Publishers Weekly® Reviews
- Reviewed in: Publishers Weekly, page 45.
- Review Date: 2009-06-22
- Reviewer: Staff
Rhythmic cadences and a dark palette are paired to explore the shadowy setting and circle of life for creatures that live near a pond. The majority of the book is a cumulative poem—“This is the water/ the deep, still water/ that filled the pond/ by Anna’s house./ This is the algae/ the jade green algae...”—though Franco abandons the format, somewhat awkwardly, with two closing stanzas in Anna’s voice. The algae is eaten by a mayfly nymph, the mayfly by a beetle, and a frog, snake, skunk, owl, raccoon and coyote make appearances, too. The overall tone is matter-of-fact yet lyrical, and Franco’s ending “Facts to Pond-er” offers kid-pleasing details about the book’s creatures. Vitale’s somber, nighttime panoramas—oil on wood, with a strong horizontal grain—feature stylized figures that, while striking, may detach viewers from the insect gobbling and egg stealing described. Anna’s facial expression is static, as if she were a carved figurehead on an ancient ship.

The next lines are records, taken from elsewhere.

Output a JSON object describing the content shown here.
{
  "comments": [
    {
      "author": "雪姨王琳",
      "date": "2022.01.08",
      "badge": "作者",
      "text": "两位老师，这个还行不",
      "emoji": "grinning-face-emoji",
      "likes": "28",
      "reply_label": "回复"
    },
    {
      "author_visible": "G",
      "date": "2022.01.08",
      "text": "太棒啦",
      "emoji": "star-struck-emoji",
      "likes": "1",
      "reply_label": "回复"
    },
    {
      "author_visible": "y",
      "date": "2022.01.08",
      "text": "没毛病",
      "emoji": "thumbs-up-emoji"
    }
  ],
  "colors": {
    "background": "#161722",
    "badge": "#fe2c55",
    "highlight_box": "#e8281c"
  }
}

Although the text is sometimes difficult to read against the muted paintings, young naturalists and poets will be intrigued nonetheless. Ages 4–8. (June)